Stoehr and his wife greeted me as I walked in. I can only highlight what was discussed, if only because I’ve forgotten details. I told him that I had made a special effort to hear the performance of Im Walde. Probably having overheard some of the conversation with Florian Ludwig and sensing my acquaintance with Raff from what he may have heard, he almost immediately preempted any questions of cuts in the symphony, by regrettfully apologizing for having made some. Those that were made, he insisted, really were victims of rehearsal time. Not only had the Williams bassoon concerto demanded greater attention than estimated, but the orchestra (Stoehr’s words) had to be enlightened about Raff’s style. From the finesse in the performance I had realized that Stoehr had studied Im Walde thoroughly and truly wanted to demonstrate the greatness of the work. Despite the cuts, I honestly estimate that he did and the symphony definitely found favor with an obviously unprepared audience. Stoehr insists on performing Im Walde elsewhere - hopefully uncut - and listened to my suggestions about other works by Raff (and Draeseke!). One can only be heartened by such sincere dedication and interest in a still reasonably young artist (not yet 50).

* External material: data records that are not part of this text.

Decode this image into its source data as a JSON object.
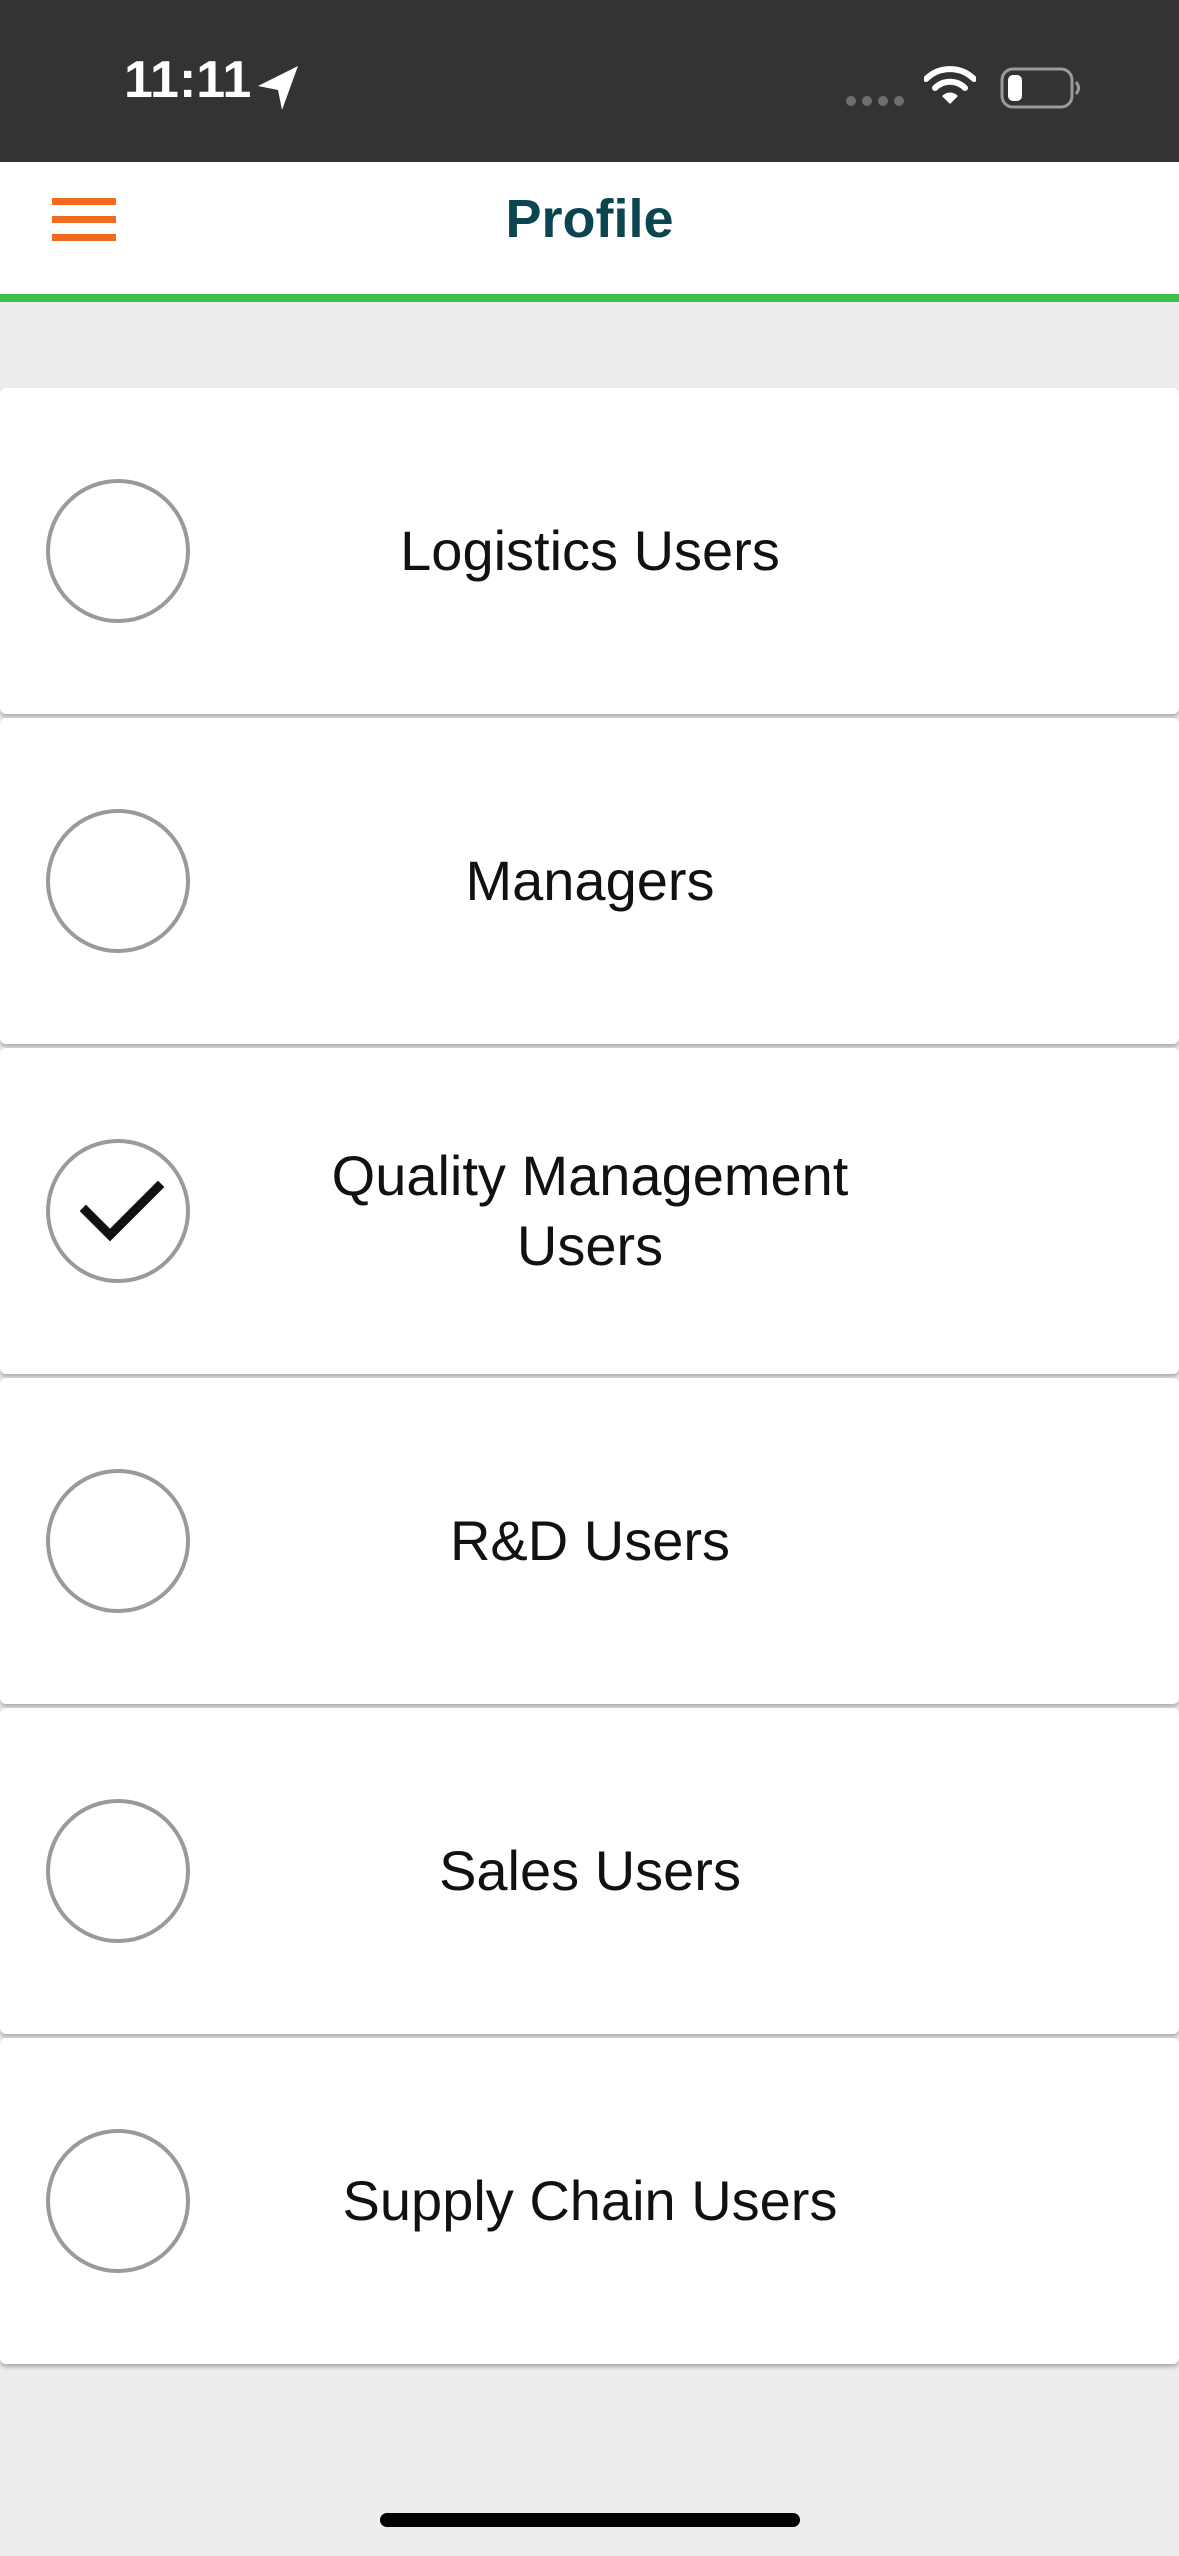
{
  "status_bar": {
    "time": "11:11",
    "icons": [
      "location-arrow-icon",
      "cellular-signal-icon",
      "wifi-icon",
      "battery-icon"
    ]
  },
  "header": {
    "title": "Profile",
    "menu_icon": "hamburger-menu-icon"
  },
  "colors": {
    "status_bar_bg": "#333333",
    "title": "#0b4550",
    "menu_icon": "#f26a1b",
    "header_divider": "#3cbf4f",
    "page_bg": "#ededed"
  },
  "profiles": [
    {
      "label": "Logistics Users",
      "selected": false
    },
    {
      "label": "Managers",
      "selected": false
    },
    {
      "label": "Quality Management Users",
      "selected": true
    },
    {
      "label": "R&D Users",
      "selected": false
    },
    {
      "label": "Sales Users",
      "selected": false
    },
    {
      "label": "Supply Chain Users",
      "selected": false
    }
  ]
}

Dr Alan Krueck died on 24 June 2010, just over a month after attending this concert.